Gingrich will begin with an RNC conference call Wednesday morning. According to a CNN report, Gingrich plans to make the rounds on TV and pen op-eds attacking Obama over welfare as well.
The re-emergence of Gingrich fits well with Romney’s broader welfare narrative that Obama is a big-government liberal who prefers welfare checks to paychecks. On the stump in Illinois on Tuesday, Romney pledged to “end a culture of dependency and restore a culture of good hard work” — a virtually identical message to Gingrich’s earlier this year.
As the welfare attack shifts from an attack on 2012 to 1996, Romney campaign released a web video Wednesday that focuses on the original passage of the welfare reform. The video points to a slew of Democratic politicians who speaking in support of the legislation, then to a clip of then-state Sen. Obama saying he “would not probably have supported the federal bill.” Their best evidence that Obama is gutting reform now, it seems, is that he opposed it then. (As evidence that Obama has actually decided to gut welfare’s work requirement, the video cites three conservative outlets: the Heritage Foundation, National Review and Fox News.)

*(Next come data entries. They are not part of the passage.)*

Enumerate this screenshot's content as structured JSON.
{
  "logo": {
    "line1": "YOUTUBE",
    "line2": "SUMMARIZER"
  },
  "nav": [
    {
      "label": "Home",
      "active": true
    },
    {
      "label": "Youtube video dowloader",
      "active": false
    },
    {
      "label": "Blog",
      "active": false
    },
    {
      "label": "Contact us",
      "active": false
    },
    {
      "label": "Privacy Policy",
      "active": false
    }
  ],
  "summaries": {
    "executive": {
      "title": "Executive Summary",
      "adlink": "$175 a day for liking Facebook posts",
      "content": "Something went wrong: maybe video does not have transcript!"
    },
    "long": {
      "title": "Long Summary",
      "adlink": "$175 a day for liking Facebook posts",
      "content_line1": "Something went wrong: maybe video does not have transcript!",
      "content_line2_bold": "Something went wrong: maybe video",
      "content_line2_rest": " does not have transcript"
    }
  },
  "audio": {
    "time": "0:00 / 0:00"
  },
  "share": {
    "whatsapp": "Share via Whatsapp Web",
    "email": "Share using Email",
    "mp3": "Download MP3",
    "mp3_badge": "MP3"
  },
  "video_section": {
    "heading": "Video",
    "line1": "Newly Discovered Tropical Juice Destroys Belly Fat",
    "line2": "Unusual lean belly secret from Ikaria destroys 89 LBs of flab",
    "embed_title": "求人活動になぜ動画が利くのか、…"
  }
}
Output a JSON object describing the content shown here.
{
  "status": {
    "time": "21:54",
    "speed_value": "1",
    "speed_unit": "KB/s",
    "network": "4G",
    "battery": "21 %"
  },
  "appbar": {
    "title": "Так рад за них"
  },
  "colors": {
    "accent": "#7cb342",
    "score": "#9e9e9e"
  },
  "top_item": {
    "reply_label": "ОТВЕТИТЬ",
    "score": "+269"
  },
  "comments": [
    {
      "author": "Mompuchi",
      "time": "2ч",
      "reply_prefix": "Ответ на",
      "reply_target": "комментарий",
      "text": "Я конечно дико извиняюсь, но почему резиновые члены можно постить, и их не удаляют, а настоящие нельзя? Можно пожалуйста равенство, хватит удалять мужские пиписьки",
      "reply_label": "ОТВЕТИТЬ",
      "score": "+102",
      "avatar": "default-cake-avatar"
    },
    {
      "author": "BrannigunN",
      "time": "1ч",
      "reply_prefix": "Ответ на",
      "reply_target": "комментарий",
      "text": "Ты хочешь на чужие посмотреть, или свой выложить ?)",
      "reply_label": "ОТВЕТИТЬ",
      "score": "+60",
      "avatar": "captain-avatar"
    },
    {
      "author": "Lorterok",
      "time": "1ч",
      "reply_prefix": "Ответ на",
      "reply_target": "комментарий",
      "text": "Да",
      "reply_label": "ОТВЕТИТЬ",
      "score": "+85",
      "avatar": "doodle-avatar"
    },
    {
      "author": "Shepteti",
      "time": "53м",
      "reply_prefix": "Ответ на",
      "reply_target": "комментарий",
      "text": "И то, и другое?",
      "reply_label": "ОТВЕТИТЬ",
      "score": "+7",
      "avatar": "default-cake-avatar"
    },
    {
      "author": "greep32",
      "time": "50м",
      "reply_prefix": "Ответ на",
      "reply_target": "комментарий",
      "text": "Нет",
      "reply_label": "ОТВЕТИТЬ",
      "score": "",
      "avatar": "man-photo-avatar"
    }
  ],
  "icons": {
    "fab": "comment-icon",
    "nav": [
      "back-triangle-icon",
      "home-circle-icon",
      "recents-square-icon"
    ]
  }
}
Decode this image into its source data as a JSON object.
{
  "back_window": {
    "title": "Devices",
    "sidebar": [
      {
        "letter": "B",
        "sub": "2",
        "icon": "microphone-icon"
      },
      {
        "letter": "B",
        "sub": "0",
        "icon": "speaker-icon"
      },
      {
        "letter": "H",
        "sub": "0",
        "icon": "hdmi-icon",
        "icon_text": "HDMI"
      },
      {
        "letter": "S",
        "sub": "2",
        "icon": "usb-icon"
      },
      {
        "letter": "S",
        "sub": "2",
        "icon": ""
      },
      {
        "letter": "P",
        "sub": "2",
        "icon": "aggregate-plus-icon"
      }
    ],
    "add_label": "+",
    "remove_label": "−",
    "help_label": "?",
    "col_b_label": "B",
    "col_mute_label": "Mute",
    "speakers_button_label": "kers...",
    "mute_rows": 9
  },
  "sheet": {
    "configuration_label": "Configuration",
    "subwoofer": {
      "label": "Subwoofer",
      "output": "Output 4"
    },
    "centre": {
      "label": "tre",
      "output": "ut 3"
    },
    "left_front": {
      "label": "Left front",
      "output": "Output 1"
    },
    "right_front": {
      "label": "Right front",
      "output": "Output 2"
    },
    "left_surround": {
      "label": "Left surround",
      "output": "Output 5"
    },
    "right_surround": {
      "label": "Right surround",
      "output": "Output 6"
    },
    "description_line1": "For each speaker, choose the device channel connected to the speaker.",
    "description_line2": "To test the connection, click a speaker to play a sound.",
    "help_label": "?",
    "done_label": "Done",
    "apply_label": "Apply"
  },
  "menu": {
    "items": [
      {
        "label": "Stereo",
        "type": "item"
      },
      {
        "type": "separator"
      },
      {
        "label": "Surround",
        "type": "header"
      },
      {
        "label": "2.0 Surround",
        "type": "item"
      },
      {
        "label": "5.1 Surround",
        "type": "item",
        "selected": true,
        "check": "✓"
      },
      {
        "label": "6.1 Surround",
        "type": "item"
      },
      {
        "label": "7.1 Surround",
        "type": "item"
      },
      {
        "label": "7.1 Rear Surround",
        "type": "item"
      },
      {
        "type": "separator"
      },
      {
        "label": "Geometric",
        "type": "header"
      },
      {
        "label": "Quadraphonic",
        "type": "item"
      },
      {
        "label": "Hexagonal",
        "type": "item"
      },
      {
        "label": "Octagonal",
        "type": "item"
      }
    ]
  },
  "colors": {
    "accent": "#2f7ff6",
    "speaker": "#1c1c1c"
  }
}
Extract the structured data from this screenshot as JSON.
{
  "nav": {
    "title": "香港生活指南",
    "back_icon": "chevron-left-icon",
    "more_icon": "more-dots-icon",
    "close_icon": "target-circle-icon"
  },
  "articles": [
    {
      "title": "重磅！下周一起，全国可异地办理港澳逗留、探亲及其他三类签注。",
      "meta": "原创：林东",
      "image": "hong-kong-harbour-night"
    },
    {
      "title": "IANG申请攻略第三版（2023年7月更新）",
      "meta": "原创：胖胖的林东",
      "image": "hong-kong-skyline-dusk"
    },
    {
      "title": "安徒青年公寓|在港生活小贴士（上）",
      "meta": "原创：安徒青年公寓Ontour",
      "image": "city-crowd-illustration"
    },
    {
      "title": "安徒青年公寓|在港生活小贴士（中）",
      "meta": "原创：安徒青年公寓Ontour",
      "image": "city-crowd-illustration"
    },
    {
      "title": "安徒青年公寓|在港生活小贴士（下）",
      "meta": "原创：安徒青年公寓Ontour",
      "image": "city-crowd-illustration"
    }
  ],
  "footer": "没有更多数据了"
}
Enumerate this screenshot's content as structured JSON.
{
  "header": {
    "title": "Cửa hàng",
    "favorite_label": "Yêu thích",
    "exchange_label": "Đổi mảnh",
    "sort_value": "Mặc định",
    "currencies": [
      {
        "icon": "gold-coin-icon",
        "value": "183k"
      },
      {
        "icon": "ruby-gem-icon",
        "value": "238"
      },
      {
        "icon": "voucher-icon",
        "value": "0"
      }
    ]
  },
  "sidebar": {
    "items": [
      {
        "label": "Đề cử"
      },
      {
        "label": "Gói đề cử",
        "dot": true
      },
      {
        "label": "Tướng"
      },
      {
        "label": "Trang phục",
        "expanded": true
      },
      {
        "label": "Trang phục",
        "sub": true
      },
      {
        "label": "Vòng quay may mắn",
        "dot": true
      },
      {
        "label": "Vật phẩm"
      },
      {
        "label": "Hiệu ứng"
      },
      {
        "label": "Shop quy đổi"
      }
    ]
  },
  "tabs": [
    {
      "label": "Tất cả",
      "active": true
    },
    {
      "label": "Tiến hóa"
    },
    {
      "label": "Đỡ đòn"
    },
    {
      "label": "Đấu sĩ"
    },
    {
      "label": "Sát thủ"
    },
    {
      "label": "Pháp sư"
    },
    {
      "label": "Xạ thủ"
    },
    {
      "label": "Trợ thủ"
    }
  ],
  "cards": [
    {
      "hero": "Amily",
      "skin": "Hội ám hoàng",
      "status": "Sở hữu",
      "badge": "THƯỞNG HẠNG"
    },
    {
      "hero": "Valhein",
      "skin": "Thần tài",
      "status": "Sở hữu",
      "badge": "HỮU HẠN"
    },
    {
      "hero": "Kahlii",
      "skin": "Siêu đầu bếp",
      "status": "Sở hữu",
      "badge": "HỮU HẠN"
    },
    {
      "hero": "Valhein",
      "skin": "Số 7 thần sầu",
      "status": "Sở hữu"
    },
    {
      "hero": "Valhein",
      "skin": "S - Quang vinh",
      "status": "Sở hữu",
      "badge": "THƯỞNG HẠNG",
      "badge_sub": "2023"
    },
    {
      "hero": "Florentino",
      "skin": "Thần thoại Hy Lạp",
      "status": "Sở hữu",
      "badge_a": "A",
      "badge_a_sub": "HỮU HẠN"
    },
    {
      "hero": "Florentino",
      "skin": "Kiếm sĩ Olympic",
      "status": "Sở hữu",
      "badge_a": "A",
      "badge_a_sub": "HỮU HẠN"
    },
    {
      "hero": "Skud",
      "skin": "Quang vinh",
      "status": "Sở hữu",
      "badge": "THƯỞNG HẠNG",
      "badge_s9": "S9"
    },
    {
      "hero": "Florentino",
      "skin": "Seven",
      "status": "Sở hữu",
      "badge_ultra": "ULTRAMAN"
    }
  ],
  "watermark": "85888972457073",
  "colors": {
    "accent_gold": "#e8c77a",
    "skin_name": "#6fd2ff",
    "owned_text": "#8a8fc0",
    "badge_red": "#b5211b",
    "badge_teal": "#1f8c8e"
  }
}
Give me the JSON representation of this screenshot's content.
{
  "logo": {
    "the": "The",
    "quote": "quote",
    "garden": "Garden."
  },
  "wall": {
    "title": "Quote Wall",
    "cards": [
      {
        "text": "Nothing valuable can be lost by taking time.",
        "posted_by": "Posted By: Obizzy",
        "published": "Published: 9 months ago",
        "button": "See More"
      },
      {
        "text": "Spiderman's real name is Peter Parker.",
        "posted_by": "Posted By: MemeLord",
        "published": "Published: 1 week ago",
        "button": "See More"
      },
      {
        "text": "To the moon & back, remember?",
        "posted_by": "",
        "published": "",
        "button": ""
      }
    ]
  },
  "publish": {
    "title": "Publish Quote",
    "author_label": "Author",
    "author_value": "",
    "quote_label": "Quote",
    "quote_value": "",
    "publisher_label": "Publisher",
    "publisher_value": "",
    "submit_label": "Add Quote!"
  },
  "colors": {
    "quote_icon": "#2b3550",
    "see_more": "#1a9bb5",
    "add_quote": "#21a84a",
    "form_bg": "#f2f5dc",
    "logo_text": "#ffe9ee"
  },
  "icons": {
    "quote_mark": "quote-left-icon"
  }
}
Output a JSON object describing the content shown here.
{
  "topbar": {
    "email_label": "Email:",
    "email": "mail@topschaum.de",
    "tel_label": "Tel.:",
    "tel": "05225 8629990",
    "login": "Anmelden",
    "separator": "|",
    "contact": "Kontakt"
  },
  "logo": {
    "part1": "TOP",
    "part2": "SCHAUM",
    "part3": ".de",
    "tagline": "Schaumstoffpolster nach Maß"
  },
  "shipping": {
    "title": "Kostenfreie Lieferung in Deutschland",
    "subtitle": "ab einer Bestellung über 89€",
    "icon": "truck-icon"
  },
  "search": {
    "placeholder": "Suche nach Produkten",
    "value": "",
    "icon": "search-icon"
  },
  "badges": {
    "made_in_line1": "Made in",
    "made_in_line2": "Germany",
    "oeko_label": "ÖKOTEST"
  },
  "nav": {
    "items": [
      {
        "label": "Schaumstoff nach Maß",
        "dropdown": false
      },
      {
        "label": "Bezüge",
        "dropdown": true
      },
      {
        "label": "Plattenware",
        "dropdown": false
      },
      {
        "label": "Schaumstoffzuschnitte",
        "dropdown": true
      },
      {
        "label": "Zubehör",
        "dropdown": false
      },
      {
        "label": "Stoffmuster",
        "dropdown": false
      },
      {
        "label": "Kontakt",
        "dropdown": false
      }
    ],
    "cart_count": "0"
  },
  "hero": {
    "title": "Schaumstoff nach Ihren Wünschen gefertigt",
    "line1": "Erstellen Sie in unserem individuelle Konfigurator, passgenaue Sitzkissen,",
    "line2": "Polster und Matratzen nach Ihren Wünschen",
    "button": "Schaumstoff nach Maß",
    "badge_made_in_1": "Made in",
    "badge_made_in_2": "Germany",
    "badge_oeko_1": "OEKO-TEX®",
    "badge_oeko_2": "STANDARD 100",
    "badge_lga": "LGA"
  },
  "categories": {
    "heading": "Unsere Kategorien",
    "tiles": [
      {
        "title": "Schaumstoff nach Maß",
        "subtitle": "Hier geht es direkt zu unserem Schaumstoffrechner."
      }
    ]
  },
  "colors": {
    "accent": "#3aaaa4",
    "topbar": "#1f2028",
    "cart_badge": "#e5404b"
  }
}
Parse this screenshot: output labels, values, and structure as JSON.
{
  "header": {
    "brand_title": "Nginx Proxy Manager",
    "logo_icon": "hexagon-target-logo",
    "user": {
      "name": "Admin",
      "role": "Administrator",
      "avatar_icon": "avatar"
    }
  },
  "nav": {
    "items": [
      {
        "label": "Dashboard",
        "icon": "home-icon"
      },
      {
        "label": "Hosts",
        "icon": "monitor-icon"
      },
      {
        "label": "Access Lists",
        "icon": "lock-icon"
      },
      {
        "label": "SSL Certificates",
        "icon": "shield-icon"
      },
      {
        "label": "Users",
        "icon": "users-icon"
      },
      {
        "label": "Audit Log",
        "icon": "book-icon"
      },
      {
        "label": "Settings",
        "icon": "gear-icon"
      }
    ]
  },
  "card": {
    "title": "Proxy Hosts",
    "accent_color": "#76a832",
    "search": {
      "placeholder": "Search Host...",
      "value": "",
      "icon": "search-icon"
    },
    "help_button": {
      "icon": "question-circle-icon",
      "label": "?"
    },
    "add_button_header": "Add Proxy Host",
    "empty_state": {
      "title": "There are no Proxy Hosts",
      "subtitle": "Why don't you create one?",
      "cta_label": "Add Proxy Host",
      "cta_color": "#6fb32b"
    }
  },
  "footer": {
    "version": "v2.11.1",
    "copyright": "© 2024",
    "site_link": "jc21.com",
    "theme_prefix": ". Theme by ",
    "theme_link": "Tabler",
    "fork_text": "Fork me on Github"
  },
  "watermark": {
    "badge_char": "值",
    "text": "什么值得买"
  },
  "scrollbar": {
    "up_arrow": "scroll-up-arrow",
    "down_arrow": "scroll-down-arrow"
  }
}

Pema Levy is a News Writer at TPM covering the 2012 election. Before coming to TPM, Pema was an assistant editor at The American Prospect where she wrote about politics and the economy.